*** Opening of Listed entries ***

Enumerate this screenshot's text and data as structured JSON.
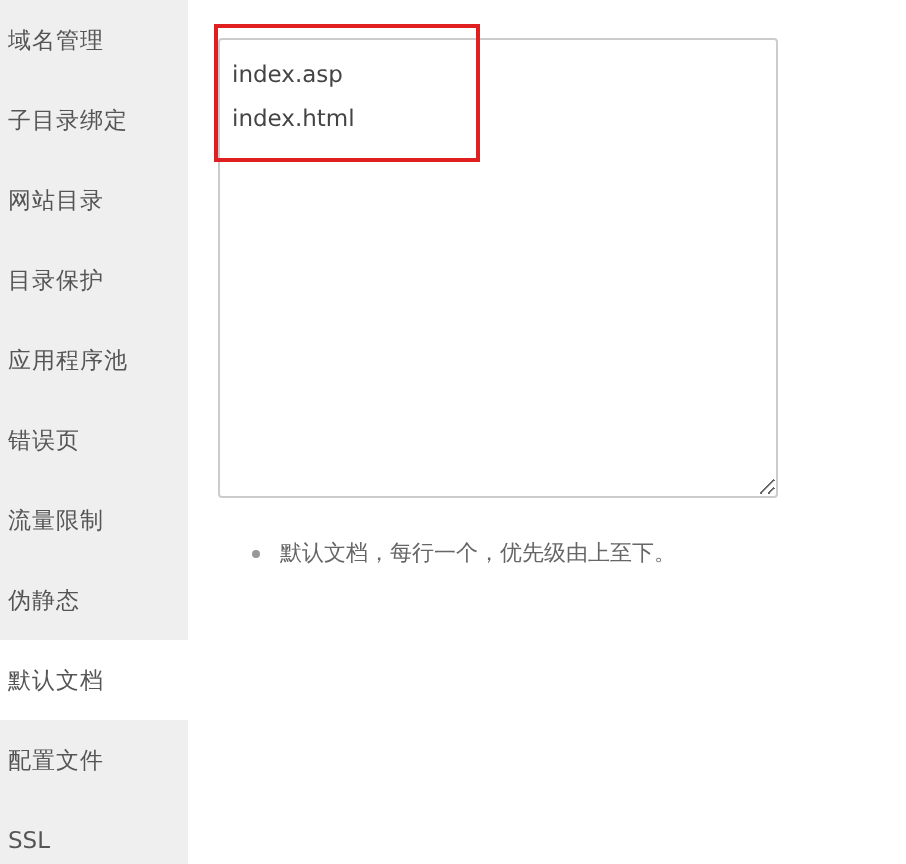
{
  "sidebar": {
    "items": [
      {
        "label": "域名管理",
        "selected": false
      },
      {
        "label": "子目录绑定",
        "selected": false
      },
      {
        "label": "网站目录",
        "selected": false
      },
      {
        "label": "目录保护",
        "selected": false
      },
      {
        "label": "应用程序池",
        "selected": false
      },
      {
        "label": "错误页",
        "selected": false
      },
      {
        "label": "流量限制",
        "selected": false
      },
      {
        "label": "伪静态",
        "selected": false
      },
      {
        "label": "默认文档",
        "selected": true
      },
      {
        "label": "配置文件",
        "selected": false
      },
      {
        "label": "SSL",
        "selected": false
      }
    ]
  },
  "editor": {
    "value": "index.asp\nindex.html"
  },
  "notes": [
    "默认文档，每行一个，优先级由上至下。"
  ]
}
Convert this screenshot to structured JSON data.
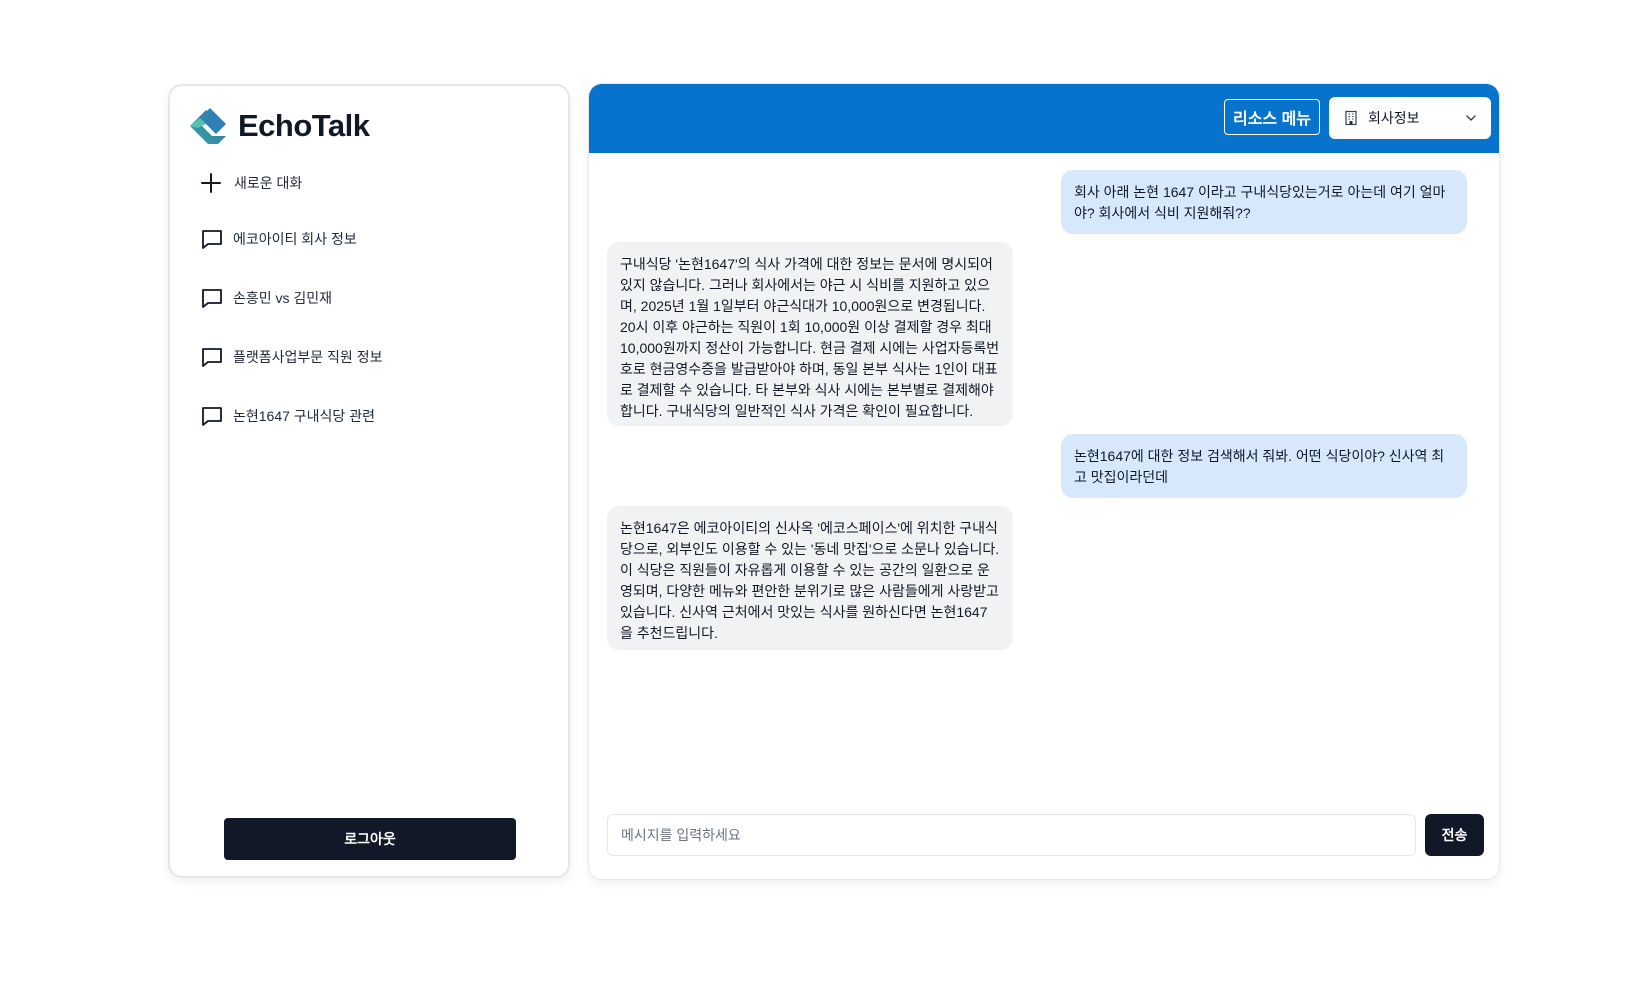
{
  "app": {
    "name": "EchoTalk"
  },
  "sidebar": {
    "new_chat_label": "새로운 대화",
    "items": [
      {
        "label": "에코아이티 회사 정보"
      },
      {
        "label": "손흥민 vs 김민재"
      },
      {
        "label": "플랫폼사업부문 직원 정보"
      },
      {
        "label": "논현1647 구내식당 관련"
      }
    ],
    "logout_label": "로그아웃"
  },
  "header": {
    "resource_button": "리소스 메뉴",
    "select_value": "회사정보",
    "bg_color": "#0873cc"
  },
  "messages": [
    {
      "role": "user",
      "text": "회사 아래 논현 1647 이라고 구내식당있는거로 아는데 여기 얼마야? 회사에서 식비 지원해줘??"
    },
    {
      "role": "bot",
      "text": "구내식당 '논현1647'의 식사 가격에 대한 정보는 문서에 명시되어 있지 않습니다. 그러나 회사에서는 야근 시 식비를 지원하고 있으며, 2025년 1월 1일부터 야근식대가 10,000원으로 변경됩니다. 20시 이후 야근하는 직원이 1회 10,000원 이상 결제할 경우 최대 10,000원까지 정산이 가능합니다. 현금 결제 시에는 사업자등록번호로 현금영수증을 발급받아야 하며, 동일 본부 식사는 1인이 대표로 결제할 수 있습니다. 타 본부와 식사 시에는 본부별로 결제해야 합니다. 구내식당의 일반적인 식사 가격은 확인이 필요합니다."
    },
    {
      "role": "user",
      "text": "논현1647에 대한 정보 검색해서 줘봐. 어떤 식당이야? 신사역 최고 맛집이라던데"
    },
    {
      "role": "bot",
      "text": "논현1647은 에코아이티의 신사옥 '에코스페이스'에 위치한 구내식당으로, 외부인도 이용할 수 있는 '동네 맛집'으로 소문나 있습니다. 이 식당은 직원들이 자유롭게 이용할 수 있는 공간의 일환으로 운영되며, 다양한 메뉴와 편안한 분위기로 많은 사람들에게 사랑받고 있습니다. 신사역 근처에서 맛있는 식사를 원하신다면 논현1647을 추천드립니다."
    }
  ],
  "composer": {
    "placeholder": "메시지를 입력하세요",
    "value": "",
    "send_label": "전송"
  }
}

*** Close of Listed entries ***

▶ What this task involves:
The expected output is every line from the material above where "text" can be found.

▶ The completed task:
Enumerate this screenshot's text and data as structured JSON.
      "text": "회사 아래 논현 1647 이라고 구내식당있는거로 아는데 여기 얼마야? 회사에서 식비 지원해줘??"
      "text": "구내식당 '논현1647'의 식사 가격에 대한 정보는 문서에 명시되어 있지 않습니다. 그러나 회사에서는 야근 시 식비를 지원하고 있으며, 2025년 1월 1일부터 야근식대가 10,000원으로 변경됩니다. 20시 이후 야근하는 직원이 1회 10,000원 이상 결제할 경우 최대 10,000원까지 정산이 가능합니다. 현금 결제 시에는 사업자등록번호로 현금영수증을 발급받아야 하며, 동일 본부 식사는 1인이 대표로 결제할 수 있습니다. 타 본부와 식사 시에는 본부별로 결제해야 합니다. 구내식당의 일반적인 식사 가격은 확인이 필요합니다."
      "text": "논현1647에 대한 정보 검색해서 줘봐. 어떤 식당이야? 신사역 최고 맛집이라던데"
      "text": "논현1647은 에코아이티의 신사옥 '에코스페이스'에 위치한 구내식당으로, 외부인도 이용할 수 있는 '동네 맛집'으로 소문나 있습니다. 이 식당은 직원들이 자유롭게 이용할 수 있는 공간의 일환으로 운영되며, 다양한 메뉴와 편안한 분위기로 많은 사람들에게 사랑받고 있습니다. 신사역 근처에서 맛있는 식사를 원하신다면 논현1647을 추천드립니다."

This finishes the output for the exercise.